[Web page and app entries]

########################################

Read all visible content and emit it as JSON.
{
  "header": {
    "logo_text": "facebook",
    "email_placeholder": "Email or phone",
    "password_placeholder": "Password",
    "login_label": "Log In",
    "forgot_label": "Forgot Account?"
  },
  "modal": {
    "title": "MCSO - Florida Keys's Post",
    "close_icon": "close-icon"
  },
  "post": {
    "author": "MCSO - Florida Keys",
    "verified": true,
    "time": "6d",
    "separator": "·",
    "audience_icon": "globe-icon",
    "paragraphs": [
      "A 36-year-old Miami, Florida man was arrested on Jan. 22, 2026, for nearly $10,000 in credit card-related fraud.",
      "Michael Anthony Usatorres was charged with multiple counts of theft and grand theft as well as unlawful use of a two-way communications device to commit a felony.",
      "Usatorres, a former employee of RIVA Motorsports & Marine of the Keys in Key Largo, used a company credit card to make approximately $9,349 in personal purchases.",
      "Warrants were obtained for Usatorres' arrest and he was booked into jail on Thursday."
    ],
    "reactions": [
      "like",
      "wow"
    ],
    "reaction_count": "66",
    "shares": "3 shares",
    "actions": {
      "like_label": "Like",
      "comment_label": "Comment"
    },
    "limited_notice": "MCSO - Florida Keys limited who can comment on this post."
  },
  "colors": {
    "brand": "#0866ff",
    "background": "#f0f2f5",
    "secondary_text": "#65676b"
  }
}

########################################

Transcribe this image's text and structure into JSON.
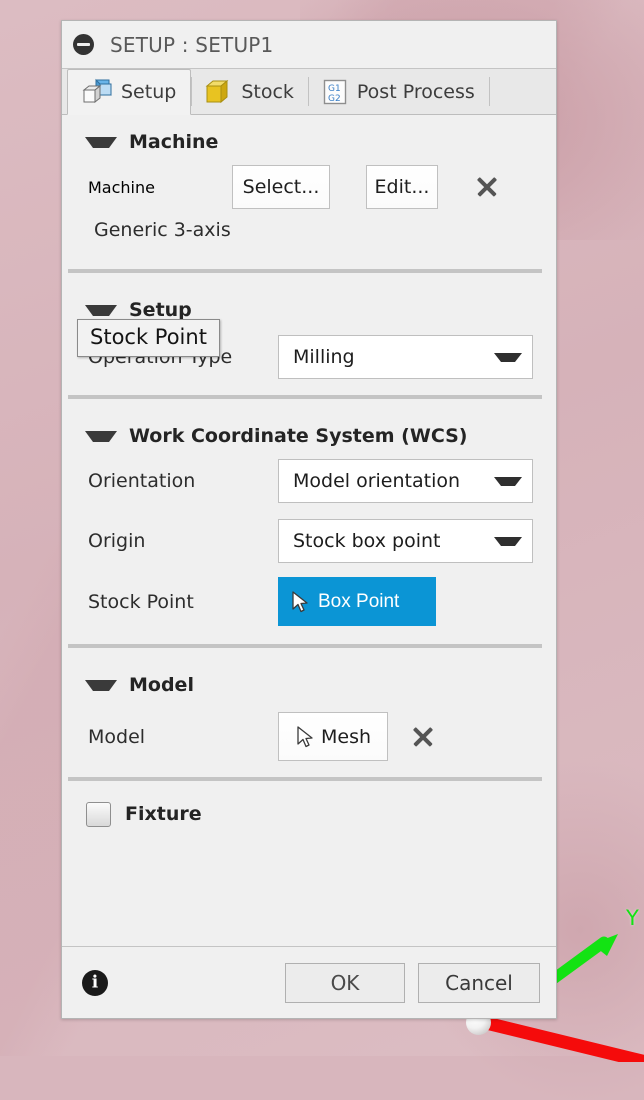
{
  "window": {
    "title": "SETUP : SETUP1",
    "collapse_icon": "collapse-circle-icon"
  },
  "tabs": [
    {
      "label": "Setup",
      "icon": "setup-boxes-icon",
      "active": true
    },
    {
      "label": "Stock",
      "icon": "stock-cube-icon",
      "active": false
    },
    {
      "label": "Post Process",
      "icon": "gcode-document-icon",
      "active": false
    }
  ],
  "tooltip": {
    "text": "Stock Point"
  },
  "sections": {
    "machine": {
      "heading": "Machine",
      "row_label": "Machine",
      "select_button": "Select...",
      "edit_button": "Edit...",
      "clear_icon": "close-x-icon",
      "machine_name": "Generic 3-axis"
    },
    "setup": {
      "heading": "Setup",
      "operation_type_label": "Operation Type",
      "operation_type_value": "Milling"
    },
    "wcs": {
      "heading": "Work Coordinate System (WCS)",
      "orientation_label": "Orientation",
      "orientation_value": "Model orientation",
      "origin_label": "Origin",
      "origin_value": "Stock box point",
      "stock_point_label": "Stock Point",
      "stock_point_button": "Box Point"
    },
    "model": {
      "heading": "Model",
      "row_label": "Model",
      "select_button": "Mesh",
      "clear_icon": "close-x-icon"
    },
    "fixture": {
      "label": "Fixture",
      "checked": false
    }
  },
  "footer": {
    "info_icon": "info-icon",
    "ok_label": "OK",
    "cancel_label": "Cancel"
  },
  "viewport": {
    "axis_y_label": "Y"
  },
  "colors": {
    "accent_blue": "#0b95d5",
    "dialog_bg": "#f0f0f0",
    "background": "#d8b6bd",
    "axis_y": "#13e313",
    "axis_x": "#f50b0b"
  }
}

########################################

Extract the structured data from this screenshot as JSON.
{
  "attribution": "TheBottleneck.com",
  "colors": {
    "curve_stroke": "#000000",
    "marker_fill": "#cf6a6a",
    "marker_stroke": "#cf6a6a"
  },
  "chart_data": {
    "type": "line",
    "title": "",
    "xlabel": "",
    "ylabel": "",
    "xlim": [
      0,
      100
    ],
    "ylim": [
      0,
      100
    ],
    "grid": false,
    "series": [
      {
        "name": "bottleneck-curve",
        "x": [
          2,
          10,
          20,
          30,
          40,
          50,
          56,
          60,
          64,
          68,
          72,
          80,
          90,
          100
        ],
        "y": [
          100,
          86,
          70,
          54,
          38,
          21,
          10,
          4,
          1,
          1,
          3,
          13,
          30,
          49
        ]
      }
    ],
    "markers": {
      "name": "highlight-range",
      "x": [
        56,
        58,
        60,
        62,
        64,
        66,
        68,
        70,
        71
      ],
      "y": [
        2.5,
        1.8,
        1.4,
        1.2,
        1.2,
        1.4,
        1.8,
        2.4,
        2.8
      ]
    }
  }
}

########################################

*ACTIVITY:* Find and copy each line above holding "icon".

*WRITTEN ANSWER:*
    "close_icon": "close-icon"
    "audience_icon": "globe-icon",
    "collapse_icon": "collapse-circle-icon"
      "icon": "setup-boxes-icon",
      "icon": "stock-cube-icon",
      "icon": "gcode-document-icon",
      "clear_icon": "close-x-icon",
      "clear_icon": "close-x-icon"
    "info_icon": "info-icon",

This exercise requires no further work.